Capillary Matting for Plants

Updated February 21, 2017

Capillary matting is a microirrigation method for watering plants. It can be a temporary solution or can be incorporated into an overall irrigation scheme. Properly used, it can reduce overall water consumption by up to 60 per cent, compared to traditional watering methods.

What It Is

Capillary matting is any type of self-watering mat, usually made of some feltlike material. There are two main methods by which it can deliver water to plants. One method is to supply irrigation to the mat via a line source of water. The other, more common, method is to rely solely on the capillary action of the mat to absorb water from a standing source.

How to Use

Lay one portion of the mat into a reservoir of water, such as a sink or bucket. Place the plants on the other end of the mat on an area that can drain any excess water. The plants will imbibe moisture through the drainage holes in the bottoms of their pots.


When using capillary mats, there are some things to keep in mind. Plants in clay pots are not able to utilise the benefits of capillary matting, as the moisture from the mat will be absorbed into the pot itself, with very little reaching the plants' roots. If unchecked, damaging levels of salts can build up in the matting, which can in time burn the roots. Occasional leaching of the mat is recommended.

Cite this Article A tool to create a citation to reference this article Cite this Article

About the Author
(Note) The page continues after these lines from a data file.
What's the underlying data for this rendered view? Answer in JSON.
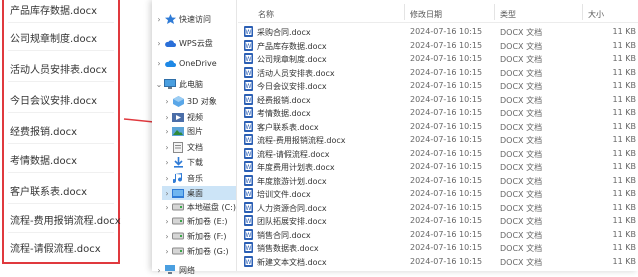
{
  "left_list": {
    "items": [
      "产品库存数据.docx",
      "公司规章制度.docx",
      "活动人员安排表.docx",
      "今日会议安排.docx",
      "经费报销.docx",
      "考情数据.docx",
      "客户联系表.docx",
      "流程-费用报销流程.docx",
      "流程-请假流程.docx"
    ]
  },
  "nav": {
    "items": [
      {
        "label": "快速访问",
        "icon": "star-icon"
      },
      {
        "label": "WPS云盘",
        "icon": "cloud-icon"
      },
      {
        "label": "OneDrive",
        "icon": "onedrive-icon"
      },
      {
        "label": "此电脑",
        "icon": "computer-icon"
      },
      {
        "label": "3D 对象",
        "icon": "cube-icon"
      },
      {
        "label": "视频",
        "icon": "video-icon"
      },
      {
        "label": "图片",
        "icon": "picture-icon"
      },
      {
        "label": "文档",
        "icon": "document-icon"
      },
      {
        "label": "下载",
        "icon": "download-icon"
      },
      {
        "label": "音乐",
        "icon": "music-icon"
      },
      {
        "label": "桌面",
        "icon": "desktop-icon"
      },
      {
        "label": "本地磁盘 (C:)",
        "icon": "drive-icon"
      },
      {
        "label": "新加卷 (E:)",
        "icon": "drive-icon"
      },
      {
        "label": "新加卷 (F:)",
        "icon": "drive-icon"
      },
      {
        "label": "新加卷 (G:)",
        "icon": "drive-icon"
      },
      {
        "label": "网络",
        "icon": "network-icon"
      }
    ]
  },
  "headers": {
    "name": "名称",
    "date": "修改日期",
    "type": "类型",
    "size": "大小"
  },
  "files": [
    {
      "name": "采购合同.docx",
      "date": "2024-07-16 10:15",
      "type": "DOCX 文档",
      "size": "11 KB"
    },
    {
      "name": "产品库存数据.docx",
      "date": "2024-07-16 10:15",
      "type": "DOCX 文档",
      "size": "11 KB"
    },
    {
      "name": "公司规章制度.docx",
      "date": "2024-07-16 10:15",
      "type": "DOCX 文档",
      "size": "11 KB"
    },
    {
      "name": "活动人员安排表.docx",
      "date": "2024-07-16 10:15",
      "type": "DOCX 文档",
      "size": "11 KB"
    },
    {
      "name": "今日会议安排.docx",
      "date": "2024-07-16 10:15",
      "type": "DOCX 文档",
      "size": "11 KB"
    },
    {
      "name": "经费报销.docx",
      "date": "2024-07-16 10:15",
      "type": "DOCX 文档",
      "size": "11 KB"
    },
    {
      "name": "考情数据.docx",
      "date": "2024-07-16 10:15",
      "type": "DOCX 文档",
      "size": "11 KB"
    },
    {
      "name": "客户联系表.docx",
      "date": "2024-07-16 10:15",
      "type": "DOCX 文档",
      "size": "11 KB"
    },
    {
      "name": "流程-费用报销流程.docx",
      "date": "2024-07-16 10:15",
      "type": "DOCX 文档",
      "size": "11 KB"
    },
    {
      "name": "流程-请假流程.docx",
      "date": "2024-07-16 10:15",
      "type": "DOCX 文档",
      "size": "11 KB"
    },
    {
      "name": "年度费用计划表.docx",
      "date": "2024-07-16 10:15",
      "type": "DOCX 文档",
      "size": "11 KB"
    },
    {
      "name": "年度旅游计划.docx",
      "date": "2024-07-16 10:15",
      "type": "DOCX 文档",
      "size": "11 KB"
    },
    {
      "name": "培训文件.docx",
      "date": "2024-07-16 10:15",
      "type": "DOCX 文档",
      "size": "11 KB"
    },
    {
      "name": "人力资源合同.docx",
      "date": "2024-07-16 10:15",
      "type": "DOCX 文档",
      "size": "11 KB"
    },
    {
      "name": "团队拓展安排.docx",
      "date": "2024-07-16 10:15",
      "type": "DOCX 文档",
      "size": "11 KB"
    },
    {
      "name": "销售合同.docx",
      "date": "2024-07-16 10:15",
      "type": "DOCX 文档",
      "size": "11 KB"
    },
    {
      "name": "销售数据表.docx",
      "date": "2024-07-16 10:15",
      "type": "DOCX 文档",
      "size": "11 KB"
    },
    {
      "name": "新建文本文档.docx",
      "date": "2024-07-16 10:15",
      "type": "DOCX 文档",
      "size": "11 KB"
    }
  ],
  "colors": {
    "highlight_border": "#e0393e",
    "arrow": "#e0393e",
    "word_icon": "#2b5fb4",
    "selected_nav": "#cce4f7"
  }
}
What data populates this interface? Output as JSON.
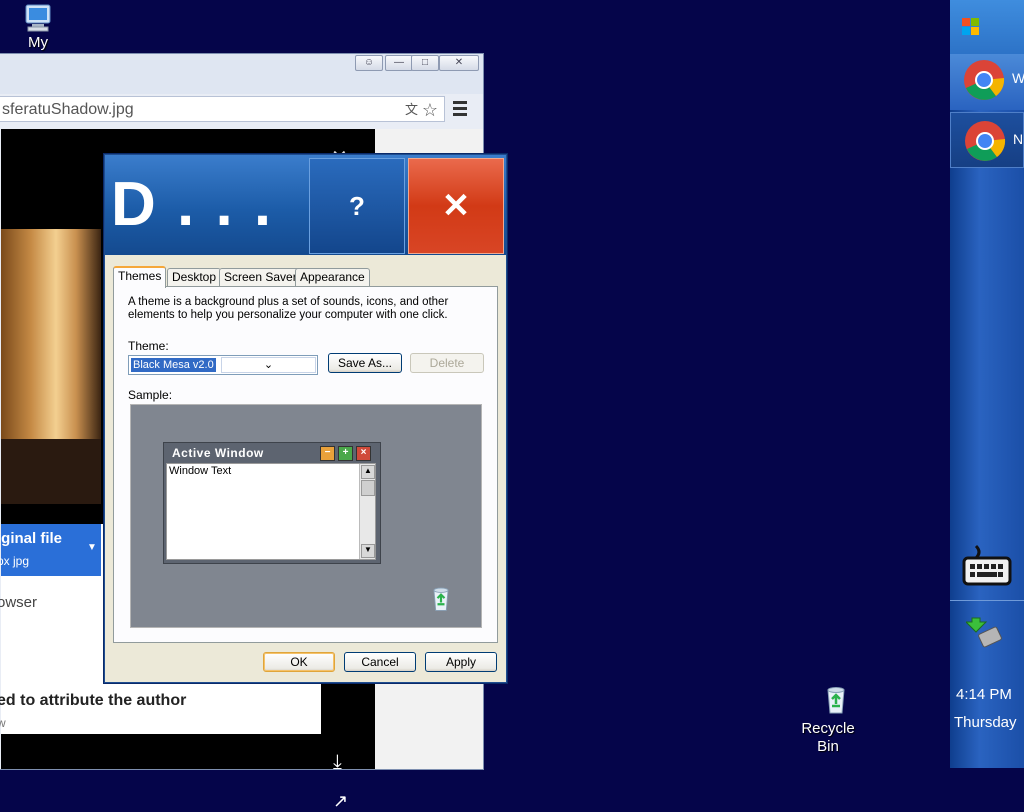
{
  "desktop": {
    "icons": [
      {
        "label": "My",
        "icon": "my-computer-icon"
      },
      {
        "label": "Recycle\nBin",
        "icon": "recycle-bin-icon"
      }
    ]
  },
  "browser": {
    "url_fragment": "sferatuShadow.jpg",
    "download_title": "iginal file",
    "download_sub": "px jpg",
    "open_in_text": "owser",
    "attribution_text": "ed to attribute the author",
    "attribution_sub": "w"
  },
  "dialog": {
    "title": "D . . .",
    "help_label": "?",
    "close_label": "✕",
    "tabs": [
      "Themes",
      "Desktop",
      "Screen Saver",
      "Appearance"
    ],
    "description": "A theme is a background plus a set of sounds, icons, and other elements to help you personalize your computer with one click.",
    "theme_label": "Theme:",
    "theme_value": "Black Mesa v2.0",
    "save_as_label": "Save As...",
    "delete_label": "Delete",
    "sample_label": "Sample:",
    "sample_window_title": "Active Window",
    "sample_window_text": "Window Text",
    "ok_label": "OK",
    "cancel_label": "Cancel",
    "apply_label": "Apply"
  },
  "taskbar": {
    "items": [
      {
        "label": "W",
        "icon": "chrome-icon"
      },
      {
        "label": "N",
        "icon": "chrome-icon"
      }
    ],
    "clock_time": "4:14 PM",
    "clock_day": "Thursday"
  }
}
Chris Bond has been writing about gardening, sustainable agriculture and local history since 2005. He has been published in "The Plain Dealer," "The Repository" and online. Bond holds an A.A.S. from the State University of New York at the Finger Lakes campus in Canandaigua, N.Y.